The Immigration Partnership Fund for Syrian Newcomers
A teakettle. For anyone who has grown up in Canada with one of these small appliances sitting on the counter, using one is a snap. Fill it. Press down the lever and wait for it to pop up again to signal the water has boiled.
But for many newcomers to this country, simple and everyday tasks - boiling water, for instance - are puzzles waiting to be solved.
"Things just operate differently here," says Tara Bedard, manager of the Waterloo Region Immigration Partnership. "Every little thing is potentially different and needs to be learned again."
Luckily, numerous local charitable organizations have been able to draw on financial support generated by The Immigration Partnership Fund for Syrian Newcomers to create programs aimed at helping people integrate seemingly at lightning speed.
The Fund was established at The KWCF in 2015 in response to the announcement that over 1,000 Syrian newcomers would be arriving in Waterloo Region in the coming year. The Foundation, a partner tasked with handling financial contributions from the community, matched donations. So far, nearly $700,000 has been raised.
After a whirlwind 2016 helping newly arrived families resettle, Bedard anticipates that 2017 will be just as busy. For starters, more than 1,750 newcomers actually arrived in the region - not the 1,150 originally predicted. And the number is still growing.
But, just as importantly, the original families are now facing new, long-term challenges that go along with settling in Canada: how to find jobs, make new friends, find suitable housing and create family budgets.
"How do we meet those initial needs while we continue to provide ongoing support to people who have earlier arrived in the community?" Bedard asks.

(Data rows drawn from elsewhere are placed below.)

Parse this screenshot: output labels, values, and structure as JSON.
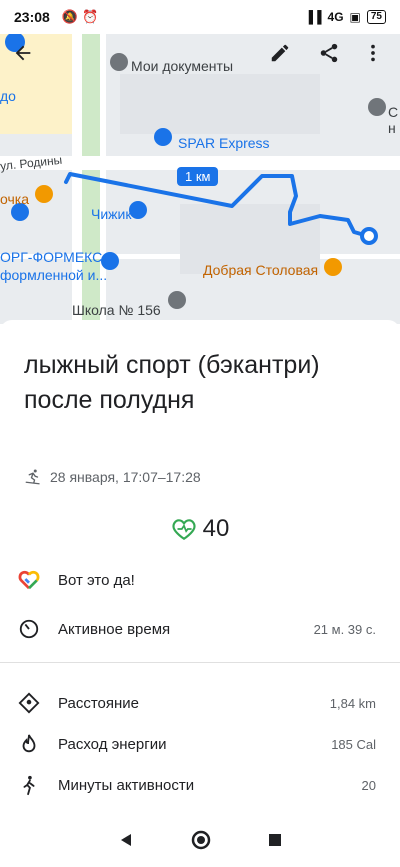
{
  "status_bar": {
    "time": "23:08",
    "network": "4G",
    "battery": "75"
  },
  "map": {
    "labels": {
      "docs": "Мои документы",
      "spar": "SPAR Express",
      "street": "ул. Родины",
      "chizhik": "Чижик",
      "dobraya": "Добрая Столовая",
      "school": "Школа № 156",
      "forms1": "ОРГ-ФОРМЕКС,",
      "forms2": "формленной и...",
      "tochka": "очка",
      "do": "до",
      "right_s": "С",
      "right_n": "н"
    },
    "scale": "1 км"
  },
  "activity": {
    "title": "лыжный спорт (бэкантри) после полудня",
    "date": "28 января, 17:07–17:28",
    "heart_points": "40"
  },
  "stats": [
    {
      "label": "Вот это да!",
      "value": ""
    },
    {
      "label": "Активное время",
      "value": "21 м. 39 с."
    },
    {
      "label": "Расстояние",
      "value": "1,84 km"
    },
    {
      "label": "Расход энергии",
      "value": "185 Cal"
    },
    {
      "label": "Минуты активности",
      "value": "20"
    }
  ],
  "colors": {
    "accent": "#1a73e8",
    "heart": "#34a853"
  }
}
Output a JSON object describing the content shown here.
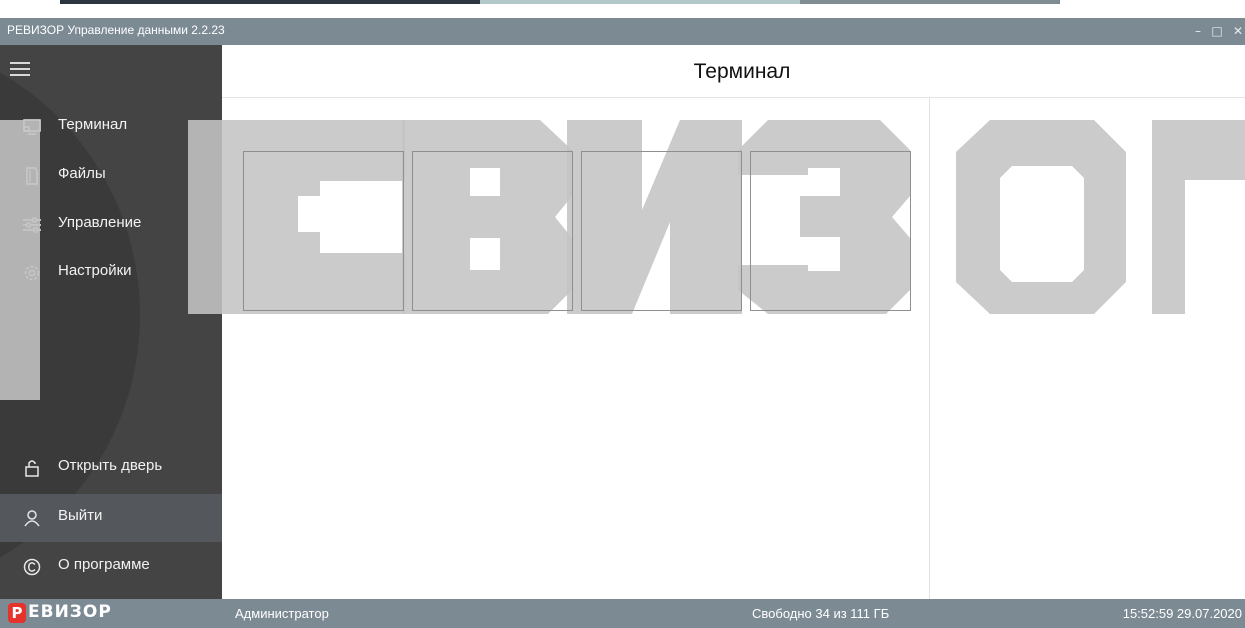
{
  "window": {
    "title": "РЕВИЗОР Управление данными 2.2.23",
    "minimize_glyph": "–",
    "maximize_glyph": "□",
    "close_glyph": "✕"
  },
  "sidebar": {
    "menu_icon": "hamburger-icon",
    "top_items": [
      {
        "label": "Терминал",
        "icon": "terminal-icon"
      },
      {
        "label": "Файлы",
        "icon": "files-icon"
      },
      {
        "label": "Управление",
        "icon": "sliders-icon"
      },
      {
        "label": "Настройки",
        "icon": "gear-icon"
      }
    ],
    "bottom_items": [
      {
        "label": "Открыть дверь",
        "icon": "lock-open-icon"
      },
      {
        "label": "Выйти",
        "icon": "user-icon",
        "active": true
      },
      {
        "label": "О программе",
        "icon": "copyright-icon"
      }
    ]
  },
  "header": {
    "title": "Терминал"
  },
  "watermark": {
    "text": "РЕВИЗОР"
  },
  "statusbar": {
    "brand_p": "Р",
    "brand_rest": "ЕВИЗОР",
    "user": "Администратор",
    "free_space": "Свободно 34 из 111 ГБ",
    "datetime": "15:52:59 29.07.2020"
  },
  "colors": {
    "titlebar": "#7c8a94",
    "sidebar": "#444444",
    "active_item": "#54585c",
    "brand_red": "#e5322d",
    "watermark": "#c4c4c4"
  }
}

To meet the needs of everyone, grants totalling over $600,000 have been approved for agencies supporting Syrian newcomers so far. For instance, Reception House, which provides short-term housing and services, will ensure newcomer adults receive much-needed dental care. It's also now running a homework club on Monday and Wednesday evenings for Syrian youth. For some of these kids, it's the first time they can remember tackling math questions without the fear of violence breaking out nearby.

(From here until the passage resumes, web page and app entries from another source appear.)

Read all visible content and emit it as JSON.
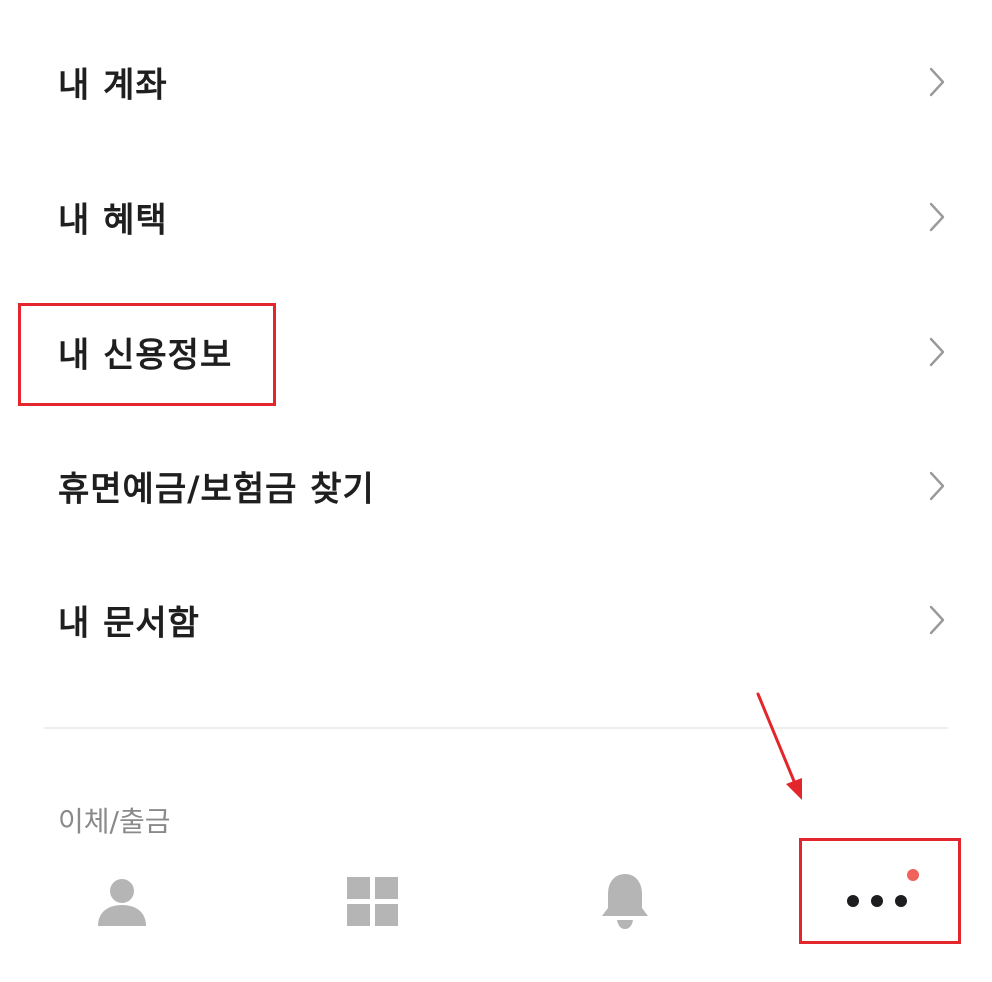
{
  "menu": {
    "items": [
      {
        "label": "내 계좌"
      },
      {
        "label": "내 혜택"
      },
      {
        "label": "내 신용정보"
      },
      {
        "label": "휴면예금/보험금 찾기"
      },
      {
        "label": "내 문서함"
      }
    ]
  },
  "section": {
    "transfer_header": "이체/출금"
  },
  "tab_bar": {
    "tabs": [
      {
        "icon": "person-icon"
      },
      {
        "icon": "grid-icon"
      },
      {
        "icon": "bell-icon"
      },
      {
        "icon": "more-dots-icon",
        "has_badge": true
      }
    ]
  },
  "colors": {
    "text_primary": "#1f1f1f",
    "text_secondary": "#8a8a8a",
    "chevron": "#9a9a9a",
    "tab_icon": "#b5b5b5",
    "badge": "#f0625a",
    "annotation": "#e3262b"
  }
}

Bedard says that none of these life-changing programs would have been possible without the financial guidance of The KWCF.
"The support from the Community Foundation has been phenomenal for ensuring a really broad range of services are accessible to everyone who needs them," she says.